Book Image

Microsoft Power BI Performance Best Practices

By : Bhavik Merchant
Book Image

Microsoft Power BI Performance Best Practices

By: Bhavik Merchant

Overview of this book

This book comprehensively covers every layer of Power BI, from the report canvas to data modeling, transformations, storage, and architecture. Developers and architects working with any area of Power BI will be able to put their knowledge to work with this practical guide to design and implement at every stage of the analytics solution development process. This book is not only a unique collection of best practices and tips, but also provides you with a hands-on approach to identifying and fixing common performance issues. Complete with explanations of essential concepts and practical examples, you’ll learn about common design choices that affect performance and consume more resources and how to avoid these problems. You’ll grasp the general architectural issues and settings that broadly affect most solutions. As you progress, you’ll walk through each layer of a typical Power BI solution, learning how to ensure your designs can handle scale while not sacrificing usability. You’ll focus on the data layer and then work your way up to report design. We will also cover Power BI Premium and load testing. By the end of this Power BI book, you’ll be able to confidently maintain well-performing Power BI solutions with reduced effort and know how to use freely available tools and a systematic process to monitor and diagnose performance problems.
Table of Contents (21 chapters)
Part 1: Architecture, Bottlenecks, and Performance Targets
Part 2: Performance Analysis, Improvement, and Management
Part 3: Fetching, Transforming, and Visualizing Data
Part 4: Data Models, Calculations, and Large Datasets
Part 5: Optimizing Premium and Embedded Capacities

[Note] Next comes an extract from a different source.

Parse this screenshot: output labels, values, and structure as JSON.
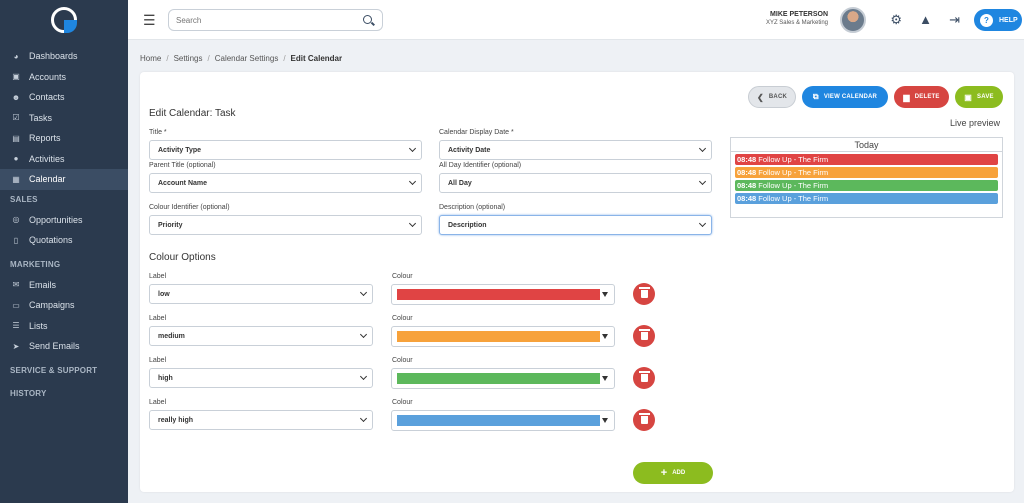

Optimizing dataflows

A Power BI Dataflow is a type of artifact contained within a Power BI workspace. A dataflow contains Power Query data transformation logic, which is also defined in the M query language that we introduced earlier. The dataflow contains the definition of one or more tables produced by those data transformations. Once it has been successfully refreshed, the dataflow also contains a copy of the transformed data stored in Azure Data Lake.

A dataflow might seem very similar to the query objects you define in Power BI Desktop, and this is true. However, there are some important differences, as noted in the following points:

  • A dataflow can only be created online through the Power BI web application via Power Query Online.
  • A dataflow is a standalone artifact that can exist independently. It is not bundled or published with a dataset, but dataset items can use the dataflow as a standard data source.
  • There are some UI and functionality differences between...